Restore Your Smile with Full Mouth Rehabilitation
For many patients, the loss of your natural teeth can be traumatic and discouraging. Everyday occurrences like eating and talking become difficult. You may even be hesitant to smile and find it difficult to speak clearly.
With the help of full mouth rehabilitation, there are many options available to help restore your smile - even if you have suffered extensive tooth loss! Our caring general dentists, Drs. Reyes, Corrigan, Pham and Pahota will be with you every step of the way.
What Is Full Mouth Rehabilitation?
Full mouth rehabilitation is a combination treatment that can include crowns, veneers, dental implants, dental bridges, dentures and more. The goal is not only to improve your smile’s appearance, but improve chewing efficiency and overall oral function and health. This highly personalized treatment process makes use of many cosmetic and restorative techniques and procedures in order to bring your smile back.

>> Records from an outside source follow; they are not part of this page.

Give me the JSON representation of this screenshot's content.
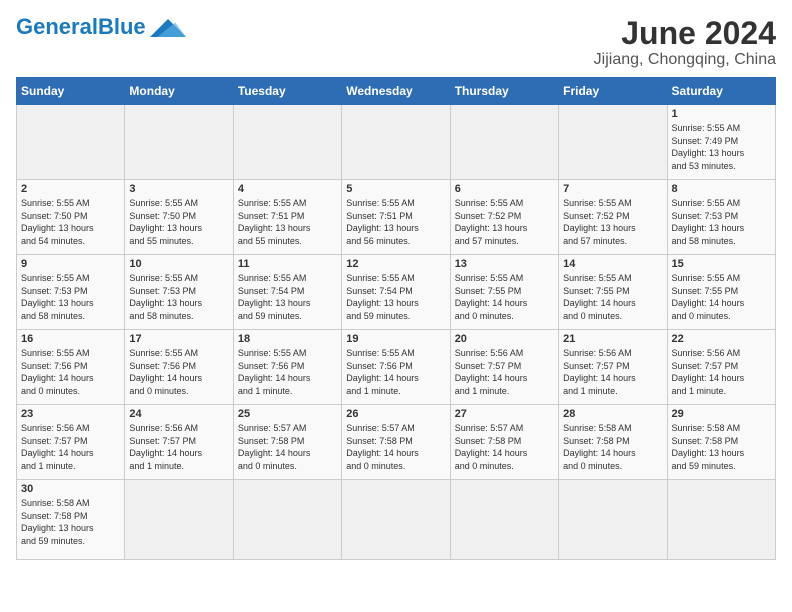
{
  "logo": {
    "general": "General",
    "blue": "Blue"
  },
  "header": {
    "month": "June 2024",
    "location": "Jijiang, Chongqing, China"
  },
  "weekdays": [
    "Sunday",
    "Monday",
    "Tuesday",
    "Wednesday",
    "Thursday",
    "Friday",
    "Saturday"
  ],
  "weeks": [
    [
      {
        "day": "",
        "info": ""
      },
      {
        "day": "",
        "info": ""
      },
      {
        "day": "",
        "info": ""
      },
      {
        "day": "",
        "info": ""
      },
      {
        "day": "",
        "info": ""
      },
      {
        "day": "",
        "info": ""
      },
      {
        "day": "1",
        "info": "Sunrise: 5:55 AM\nSunset: 7:49 PM\nDaylight: 13 hours\nand 53 minutes."
      }
    ],
    [
      {
        "day": "2",
        "info": "Sunrise: 5:55 AM\nSunset: 7:50 PM\nDaylight: 13 hours\nand 54 minutes."
      },
      {
        "day": "3",
        "info": "Sunrise: 5:55 AM\nSunset: 7:50 PM\nDaylight: 13 hours\nand 55 minutes."
      },
      {
        "day": "4",
        "info": "Sunrise: 5:55 AM\nSunset: 7:51 PM\nDaylight: 13 hours\nand 55 minutes."
      },
      {
        "day": "5",
        "info": "Sunrise: 5:55 AM\nSunset: 7:51 PM\nDaylight: 13 hours\nand 56 minutes."
      },
      {
        "day": "6",
        "info": "Sunrise: 5:55 AM\nSunset: 7:52 PM\nDaylight: 13 hours\nand 57 minutes."
      },
      {
        "day": "7",
        "info": "Sunrise: 5:55 AM\nSunset: 7:52 PM\nDaylight: 13 hours\nand 57 minutes."
      },
      {
        "day": "8",
        "info": "Sunrise: 5:55 AM\nSunset: 7:53 PM\nDaylight: 13 hours\nand 58 minutes."
      }
    ],
    [
      {
        "day": "9",
        "info": "Sunrise: 5:55 AM\nSunset: 7:53 PM\nDaylight: 13 hours\nand 58 minutes."
      },
      {
        "day": "10",
        "info": "Sunrise: 5:55 AM\nSunset: 7:53 PM\nDaylight: 13 hours\nand 58 minutes."
      },
      {
        "day": "11",
        "info": "Sunrise: 5:55 AM\nSunset: 7:54 PM\nDaylight: 13 hours\nand 59 minutes."
      },
      {
        "day": "12",
        "info": "Sunrise: 5:55 AM\nSunset: 7:54 PM\nDaylight: 13 hours\nand 59 minutes."
      },
      {
        "day": "13",
        "info": "Sunrise: 5:55 AM\nSunset: 7:55 PM\nDaylight: 14 hours\nand 0 minutes."
      },
      {
        "day": "14",
        "info": "Sunrise: 5:55 AM\nSunset: 7:55 PM\nDaylight: 14 hours\nand 0 minutes."
      },
      {
        "day": "15",
        "info": "Sunrise: 5:55 AM\nSunset: 7:55 PM\nDaylight: 14 hours\nand 0 minutes."
      }
    ],
    [
      {
        "day": "16",
        "info": "Sunrise: 5:55 AM\nSunset: 7:56 PM\nDaylight: 14 hours\nand 0 minutes."
      },
      {
        "day": "17",
        "info": "Sunrise: 5:55 AM\nSunset: 7:56 PM\nDaylight: 14 hours\nand 0 minutes."
      },
      {
        "day": "18",
        "info": "Sunrise: 5:55 AM\nSunset: 7:56 PM\nDaylight: 14 hours\nand 1 minute."
      },
      {
        "day": "19",
        "info": "Sunrise: 5:55 AM\nSunset: 7:56 PM\nDaylight: 14 hours\nand 1 minute."
      },
      {
        "day": "20",
        "info": "Sunrise: 5:56 AM\nSunset: 7:57 PM\nDaylight: 14 hours\nand 1 minute."
      },
      {
        "day": "21",
        "info": "Sunrise: 5:56 AM\nSunset: 7:57 PM\nDaylight: 14 hours\nand 1 minute."
      },
      {
        "day": "22",
        "info": "Sunrise: 5:56 AM\nSunset: 7:57 PM\nDaylight: 14 hours\nand 1 minute."
      }
    ],
    [
      {
        "day": "23",
        "info": "Sunrise: 5:56 AM\nSunset: 7:57 PM\nDaylight: 14 hours\nand 1 minute."
      },
      {
        "day": "24",
        "info": "Sunrise: 5:56 AM\nSunset: 7:57 PM\nDaylight: 14 hours\nand 1 minute."
      },
      {
        "day": "25",
        "info": "Sunrise: 5:57 AM\nSunset: 7:58 PM\nDaylight: 14 hours\nand 0 minutes."
      },
      {
        "day": "26",
        "info": "Sunrise: 5:57 AM\nSunset: 7:58 PM\nDaylight: 14 hours\nand 0 minutes."
      },
      {
        "day": "27",
        "info": "Sunrise: 5:57 AM\nSunset: 7:58 PM\nDaylight: 14 hours\nand 0 minutes."
      },
      {
        "day": "28",
        "info": "Sunrise: 5:58 AM\nSunset: 7:58 PM\nDaylight: 14 hours\nand 0 minutes."
      },
      {
        "day": "29",
        "info": "Sunrise: 5:58 AM\nSunset: 7:58 PM\nDaylight: 13 hours\nand 59 minutes."
      }
    ],
    [
      {
        "day": "30",
        "info": "Sunrise: 5:58 AM\nSunset: 7:58 PM\nDaylight: 13 hours\nand 59 minutes."
      },
      {
        "day": "",
        "info": ""
      },
      {
        "day": "",
        "info": ""
      },
      {
        "day": "",
        "info": ""
      },
      {
        "day": "",
        "info": ""
      },
      {
        "day": "",
        "info": ""
      },
      {
        "day": "",
        "info": ""
      }
    ]
  ]
}
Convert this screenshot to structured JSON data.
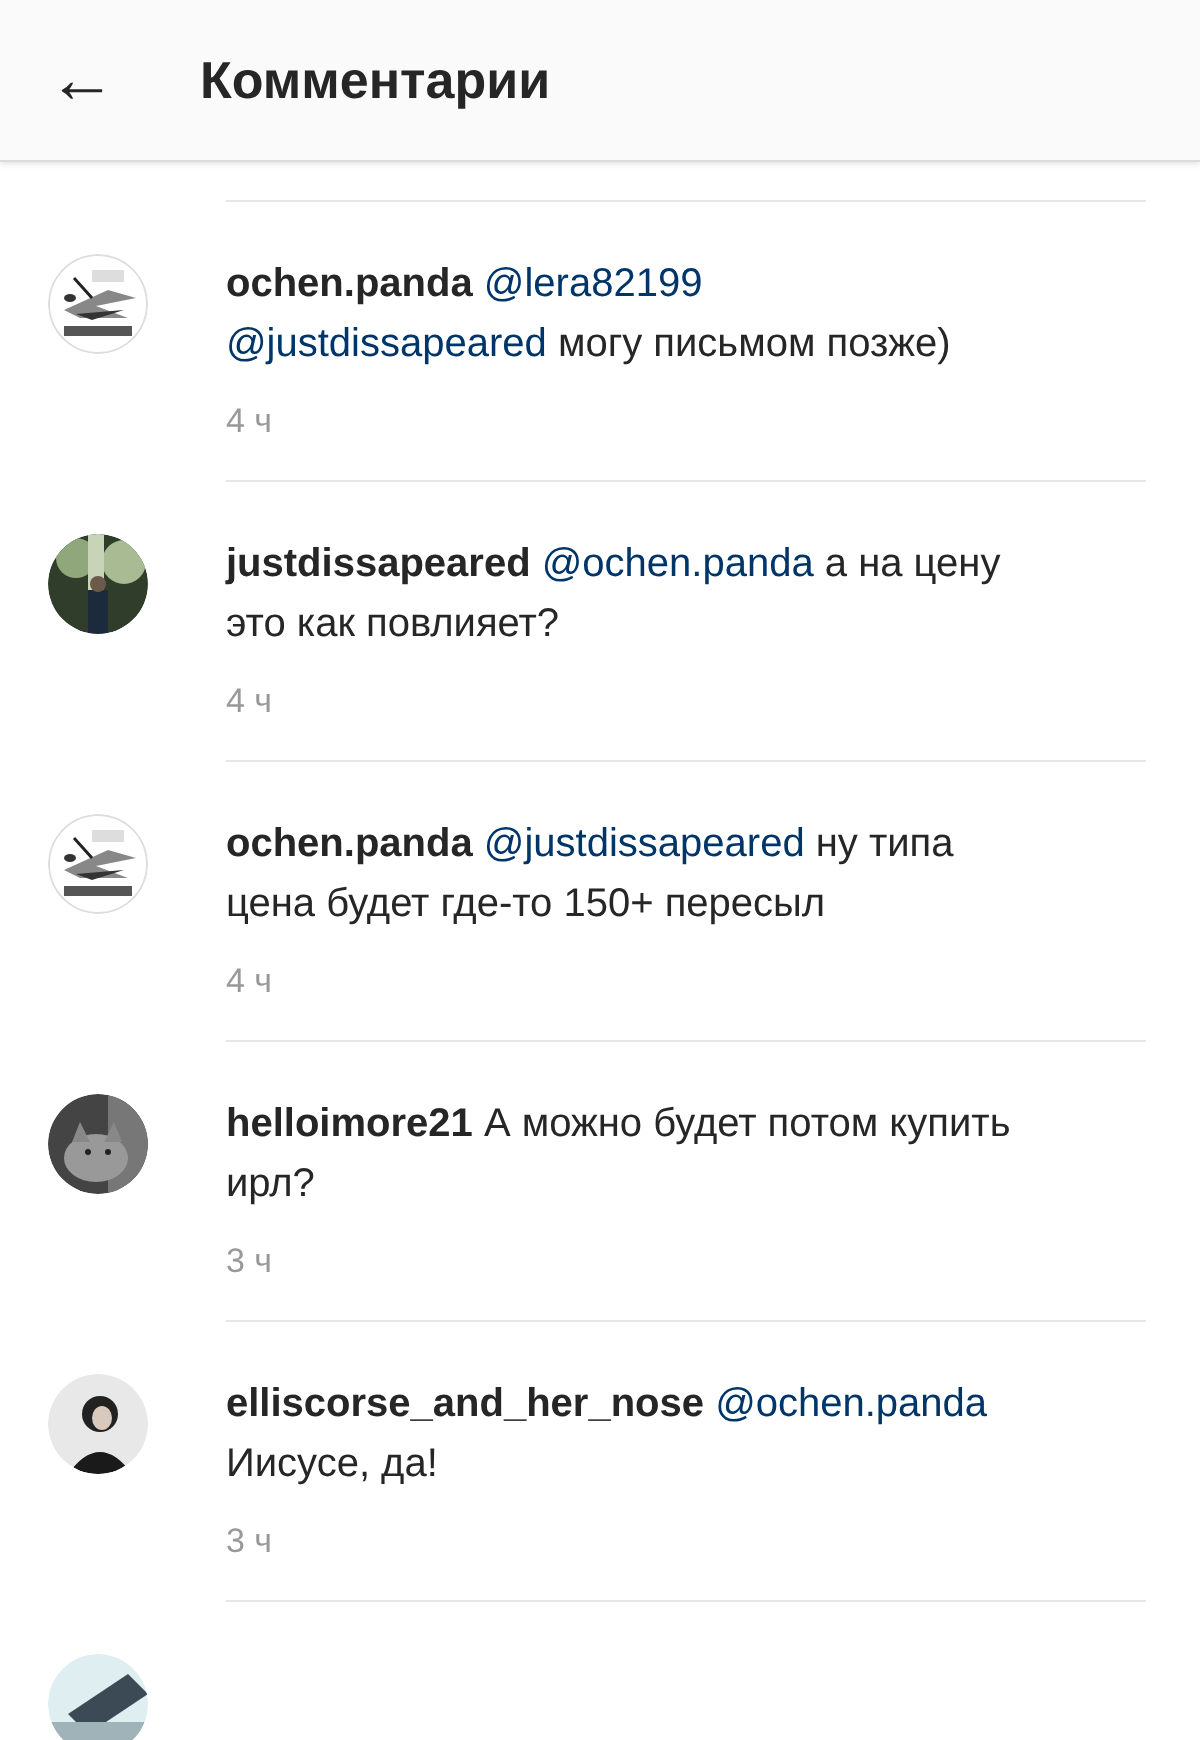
{
  "header": {
    "back_icon": "←",
    "title": "Комментарии"
  },
  "comments": [
    {
      "avatar": {
        "kind": "picture"
      },
      "author": "ochen.panda",
      "parts": [
        {
          "kind": "mention",
          "text": "@lera82199"
        },
        {
          "kind": "mention",
          "text": "@justdissapeared"
        },
        {
          "kind": "plain",
          "text": "могу письмом позже)"
        }
      ],
      "time": "4 ч"
    },
    {
      "avatar": {
        "kind": "picture"
      },
      "author": "justdissapeared",
      "parts": [
        {
          "kind": "mention",
          "text": "@ochen.panda"
        },
        {
          "kind": "plain",
          "text": "а на цену это как повлияет?"
        }
      ],
      "time": "4 ч"
    },
    {
      "avatar": {
        "kind": "picture"
      },
      "author": "ochen.panda",
      "parts": [
        {
          "kind": "mention",
          "text": "@justdissapeared"
        },
        {
          "kind": "plain",
          "text": "ну типа цена будет где-то 150+ пересыл"
        }
      ],
      "time": "4 ч"
    },
    {
      "avatar": {
        "kind": "picture"
      },
      "author": "helloimore21",
      "parts": [
        {
          "kind": "plain",
          "text": "А можно будет потом купить ирл?"
        }
      ],
      "time": "3 ч"
    },
    {
      "avatar": {
        "kind": "picture"
      },
      "author": "elliscorse_and_her_nose",
      "parts": [
        {
          "kind": "mention",
          "text": "@ochen.panda"
        },
        {
          "kind": "plain",
          "text": "Иисусе, да!"
        }
      ],
      "time": "3 ч"
    }
  ]
}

Is Full Mouth Rehabilitation Right For Me?
Full mouth rehabilitation is a term we use in dentistry when any treatment will affect all the teeth in a patient’s mouth.
If you have extensive previous dental work that is failing, or are missing teeth and other oral structures, you may be an ideal candidate for full mouth rehabilitation. Patients who are recovering from oral cancer can often greatly benefit from full mouth rehabilitation.
Schedule Your Personalized Consultation With Dr. Reyes Today!
For patients with multiple oral health needs, full mouth rehabilitation can help rebuild your bite and smile. By carefully combining dental treatments, Dr. Reyes and associates can create a tailored treatment plan that meets your smile’s unique needs.
Your first step toward a rejuvenated smile is to schedule a consultation at our Toronto dental practice. During your visit our team can answer all of your questions and determine if full mouth rehabilitation could be right for you!
Our general dentists often recommend a dental crown to patients whose teeth don’t have enough healthy enamel to support a filling, or to top off an implant.